**TASK PROMPT**. Images aside, the whole listing should be written out word for word.

_ _ _

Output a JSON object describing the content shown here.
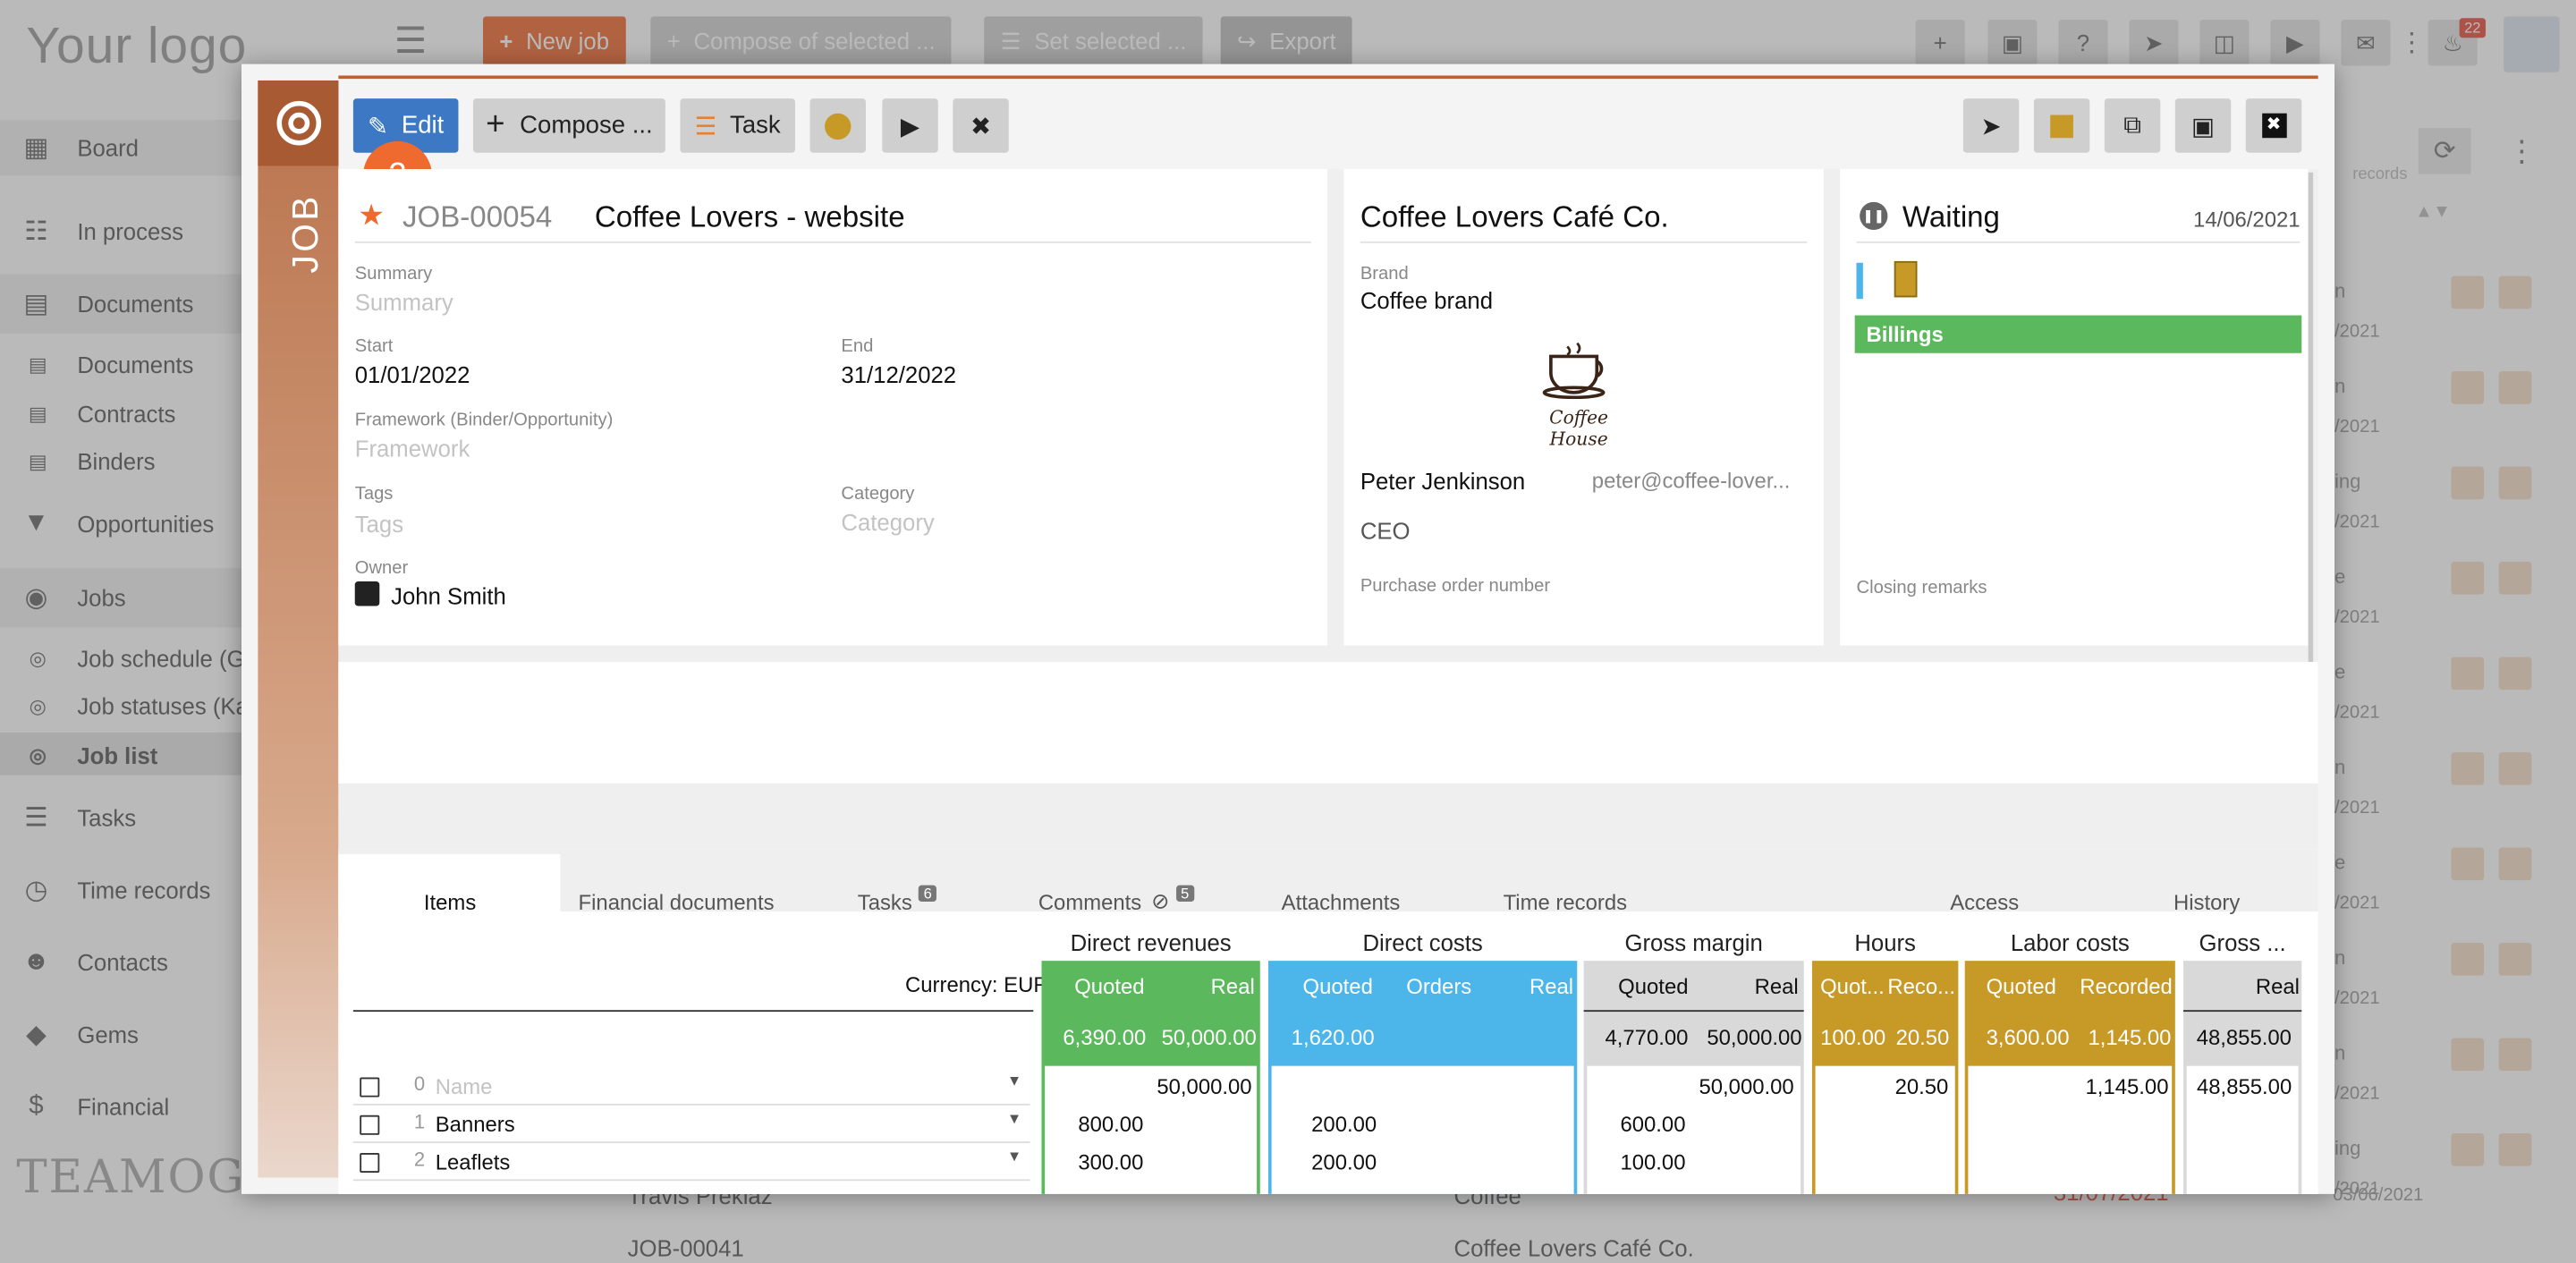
{
  "background": {
    "logo": "Your logo",
    "footer_logo": "TEAMOGY",
    "nav": [
      {
        "label": "Board",
        "icon": "board-icon"
      },
      {
        "label": "In process",
        "icon": "process-icon"
      },
      {
        "label": "Documents",
        "icon": "document-icon"
      },
      {
        "label": "Documents",
        "icon": "document-icon"
      },
      {
        "label": "Contracts",
        "icon": "document-icon"
      },
      {
        "label": "Binders",
        "icon": "document-icon"
      },
      {
        "label": "Opportunities",
        "icon": "funnel-icon"
      },
      {
        "label": "Jobs",
        "icon": "target-icon"
      },
      {
        "label": "Job schedule (G",
        "icon": "target-icon"
      },
      {
        "label": "Job statuses (Ka",
        "icon": "target-icon"
      },
      {
        "label": "Job list",
        "icon": "target-icon"
      },
      {
        "label": "Tasks",
        "icon": "tasks-icon"
      },
      {
        "label": "Time records",
        "icon": "clock-icon"
      },
      {
        "label": "Contacts",
        "icon": "contacts-icon"
      },
      {
        "label": "Gems",
        "icon": "gem-icon"
      },
      {
        "label": "Financial",
        "icon": "dollar-icon"
      }
    ],
    "top_buttons": {
      "new_job": "New job",
      "compose": "Compose of selected ...",
      "set_selected": "Set selected ...",
      "export": "Export"
    },
    "notification_count": "22",
    "records_label": "records",
    "list_fragments": [
      "/2021",
      "/2021",
      "/2021",
      "/2021",
      "/2021",
      "/2021",
      "/2021",
      "/2021",
      "/2021",
      "/2021"
    ],
    "list_side": [
      "n",
      "n",
      "ing",
      "e",
      "e",
      "n",
      "e",
      "n",
      "n",
      "ing"
    ],
    "footer_row": {
      "name": "Travis Preklaz",
      "category": "Coffee",
      "date": "31/07/2021",
      "date2": "03/06/2021",
      "next_row": "JOB-00041",
      "next_client": "Coffee Lovers Café Co."
    }
  },
  "modal": {
    "strip_label": "JOB",
    "toolbar": {
      "edit": "Edit",
      "compose": "Compose ...",
      "task": "Task",
      "badge": "2"
    },
    "job": {
      "number": "JOB-00054",
      "title": "Coffee Lovers - website",
      "summary_label": "Summary",
      "summary_placeholder": "Summary",
      "start_label": "Start",
      "start": "01/01/2022",
      "end_label": "End",
      "end": "31/12/2022",
      "framework_label": "Framework (Binder/Opportunity)",
      "framework_placeholder": "Framework",
      "tags_label": "Tags",
      "tags_placeholder": "Tags",
      "category_label": "Category",
      "category_placeholder": "Category",
      "owner_label": "Owner",
      "owner": "John Smith"
    },
    "client": {
      "name": "Coffee Lovers Café Co.",
      "brand_label": "Brand",
      "brand": "Coffee brand",
      "logo_text": "Coffee House",
      "contact_name": "Peter Jenkinson",
      "contact_email": "peter@coffee-lover...",
      "contact_role": "CEO",
      "po_label": "Purchase order number"
    },
    "status": {
      "state": "Waiting",
      "date": "14/06/2021",
      "billings": "Billings",
      "closing_label": "Closing remarks"
    },
    "tabs": [
      {
        "label": "Items",
        "badge": ""
      },
      {
        "label": "Financial documents",
        "badge": ""
      },
      {
        "label": "Tasks",
        "badge": "6"
      },
      {
        "label": "Comments",
        "badge": "5"
      },
      {
        "label": "Attachments",
        "badge": ""
      },
      {
        "label": "Time records",
        "badge": ""
      },
      {
        "label": "Access",
        "badge": ""
      },
      {
        "label": "History",
        "badge": ""
      }
    ],
    "table": {
      "currency": "Currency: EUR",
      "groups": {
        "direct_revenues": "Direct revenues",
        "direct_costs": "Direct costs",
        "gross_margin": "Gross margin",
        "hours": "Hours",
        "labor_costs": "Labor costs",
        "gross_short": "Gross ..."
      },
      "subheads": {
        "dr_quoted": "Quoted",
        "dr_real": "Real",
        "dc_quoted": "Quoted",
        "dc_orders": "Orders",
        "dc_real": "Real",
        "gm_quoted": "Quoted",
        "gm_real": "Real",
        "h_quoted": "Quot...",
        "h_recorded": "Reco...",
        "lc_quoted": "Quoted",
        "lc_recorded": "Recorded",
        "g_real": "Real"
      },
      "totals": {
        "dr_quoted": "6,390.00",
        "dr_real": "50,000.00",
        "dc_quoted": "1,620.00",
        "gm_quoted": "4,770.00",
        "gm_real": "50,000.00",
        "h_quoted": "100.00",
        "h_recorded": "20.50",
        "lc_quoted": "3,600.00",
        "lc_recorded": "1,145.00",
        "g_real": "48,855.00"
      },
      "rows": [
        {
          "num": "0",
          "name": "",
          "name_placeholder": "Name",
          "dr_quoted": "",
          "dr_real": "50,000.00",
          "dc_quoted": "",
          "gm_quoted": "",
          "gm_real": "50,000.00",
          "h_recorded": "20.50",
          "lc_recorded": "1,145.00",
          "g_real": "48,855.00"
        },
        {
          "num": "1",
          "name": "Banners",
          "name_placeholder": "",
          "dr_quoted": "800.00",
          "dr_real": "",
          "dc_quoted": "200.00",
          "gm_quoted": "600.00",
          "gm_real": "",
          "h_recorded": "",
          "lc_recorded": "",
          "g_real": ""
        },
        {
          "num": "2",
          "name": "Leaflets",
          "name_placeholder": "",
          "dr_quoted": "300.00",
          "dr_real": "",
          "dc_quoted": "200.00",
          "gm_quoted": "100.00",
          "gm_real": "",
          "h_recorded": "",
          "lc_recorded": "",
          "g_real": ""
        }
      ]
    }
  },
  "colors": {
    "accent": "#ef6a2f",
    "job_strip": "#b9734c",
    "revenues": "#5cb85c",
    "costs": "#4cb6ea",
    "margin": "#d9d9d9",
    "hours": "#c79a28",
    "edit": "#3c78c3",
    "status_green": "#5cb85c"
  }
}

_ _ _

**RESPONSE BELOW**.
Output a JSON object describing the content shown here.
{
  "background": {
    "logo": "Your logo",
    "footer_logo": "TEAMOGY",
    "nav": [
      {
        "label": "Board",
        "icon": "board-icon"
      },
      {
        "label": "In process",
        "icon": "process-icon"
      },
      {
        "label": "Documents",
        "icon": "document-icon"
      },
      {
        "label": "Documents",
        "icon": "document-icon"
      },
      {
        "label": "Contracts",
        "icon": "document-icon"
      },
      {
        "label": "Binders",
        "icon": "document-icon"
      },
      {
        "label": "Opportunities",
        "icon": "funnel-icon"
      },
      {
        "label": "Jobs",
        "icon": "target-icon"
      },
      {
        "label": "Job schedule (G",
        "icon": "target-icon"
      },
      {
        "label": "Job statuses (Ka",
        "icon": "target-icon"
      },
      {
        "label": "Job list",
        "icon": "target-icon"
      },
      {
        "label": "Tasks",
        "icon": "tasks-icon"
      },
      {
        "label": "Time records",
        "icon": "clock-icon"
      },
      {
        "label": "Contacts",
        "icon": "contacts-icon"
      },
      {
        "label": "Gems",
        "icon": "gem-icon"
      },
      {
        "label": "Financial",
        "icon": "dollar-icon"
      }
    ],
    "top_buttons": {
      "new_job": "New job",
      "compose": "Compose of selected ...",
      "set_selected": "Set selected ...",
      "export": "Export"
    },
    "notification_count": "22",
    "records_label": "records",
    "list_fragments": [
      "/2021",
      "/2021",
      "/2021",
      "/2021",
      "/2021",
      "/2021",
      "/2021",
      "/2021",
      "/2021",
      "/2021"
    ],
    "list_side": [
      "n",
      "n",
      "ing",
      "e",
      "e",
      "n",
      "e",
      "n",
      "n",
      "ing"
    ],
    "footer_row": {
      "name": "Travis Preklaz",
      "category": "Coffee",
      "date": "31/07/2021",
      "date2": "03/06/2021",
      "next_row": "JOB-00041",
      "next_client": "Coffee Lovers Café Co."
    }
  },
  "modal": {
    "strip_label": "JOB",
    "toolbar": {
      "edit": "Edit",
      "compose": "Compose ...",
      "task": "Task",
      "badge": "2"
    },
    "job": {
      "number": "JOB-00054",
      "title": "Coffee Lovers - website",
      "summary_label": "Summary",
      "summary_placeholder": "Summary",
      "start_label": "Start",
      "start": "01/01/2022",
      "end_label": "End",
      "end": "31/12/2022",
      "framework_label": "Framework (Binder/Opportunity)",
      "framework_placeholder": "Framework",
      "tags_label": "Tags",
      "tags_placeholder": "Tags",
      "category_label": "Category",
      "category_placeholder": "Category",
      "owner_label": "Owner",
      "owner": "John Smith"
    },
    "client": {
      "name": "Coffee Lovers Café Co.",
      "brand_label": "Brand",
      "brand": "Coffee brand",
      "logo_text": "Coffee House",
      "contact_name": "Peter Jenkinson",
      "contact_email": "peter@coffee-lover...",
      "contact_role": "CEO",
      "po_label": "Purchase order number"
    },
    "status": {
      "state": "Waiting",
      "date": "14/06/2021",
      "billings": "Billings",
      "closing_label": "Closing remarks"
    },
    "tabs": [
      {
        "label": "Items",
        "badge": ""
      },
      {
        "label": "Financial documents",
        "badge": ""
      },
      {
        "label": "Tasks",
        "badge": "6"
      },
      {
        "label": "Comments",
        "badge": "5"
      },
      {
        "label": "Attachments",
        "badge": ""
      },
      {
        "label": "Time records",
        "badge": ""
      },
      {
        "label": "Access",
        "badge": ""
      },
      {
        "label": "History",
        "badge": ""
      }
    ],
    "table": {
      "currency": "Currency: EUR",
      "groups": {
        "direct_revenues": "Direct revenues",
        "direct_costs": "Direct costs",
        "gross_margin": "Gross margin",
        "hours": "Hours",
        "labor_costs": "Labor costs",
        "gross_short": "Gross ..."
      },
      "subheads": {
        "dr_quoted": "Quoted",
        "dr_real": "Real",
        "dc_quoted": "Quoted",
        "dc_orders": "Orders",
        "dc_real": "Real",
        "gm_quoted": "Quoted",
        "gm_real": "Real",
        "h_quoted": "Quot...",
        "h_recorded": "Reco...",
        "lc_quoted": "Quoted",
        "lc_recorded": "Recorded",
        "g_real": "Real"
      },
      "totals": {
        "dr_quoted": "6,390.00",
        "dr_real": "50,000.00",
        "dc_quoted": "1,620.00",
        "gm_quoted": "4,770.00",
        "gm_real": "50,000.00",
        "h_quoted": "100.00",
        "h_recorded": "20.50",
        "lc_quoted": "3,600.00",
        "lc_recorded": "1,145.00",
        "g_real": "48,855.00"
      },
      "rows": [
        {
          "num": "0",
          "name": "",
          "name_placeholder": "Name",
          "dr_quoted": "",
          "dr_real": "50,000.00",
          "dc_quoted": "",
          "gm_quoted": "",
          "gm_real": "50,000.00",
          "h_recorded": "20.50",
          "lc_recorded": "1,145.00",
          "g_real": "48,855.00"
        },
        {
          "num": "1",
          "name": "Banners",
          "name_placeholder": "",
          "dr_quoted": "800.00",
          "dr_real": "",
          "dc_quoted": "200.00",
          "gm_quoted": "600.00",
          "gm_real": "",
          "h_recorded": "",
          "lc_recorded": "",
          "g_real": ""
        },
        {
          "num": "2",
          "name": "Leaflets",
          "name_placeholder": "",
          "dr_quoted": "300.00",
          "dr_real": "",
          "dc_quoted": "200.00",
          "gm_quoted": "100.00",
          "gm_real": "",
          "h_recorded": "",
          "lc_recorded": "",
          "g_real": ""
        }
      ]
    }
  },
  "colors": {
    "accent": "#ef6a2f",
    "job_strip": "#b9734c",
    "revenues": "#5cb85c",
    "costs": "#4cb6ea",
    "margin": "#d9d9d9",
    "hours": "#c79a28",
    "edit": "#3c78c3",
    "status_green": "#5cb85c"
  }
}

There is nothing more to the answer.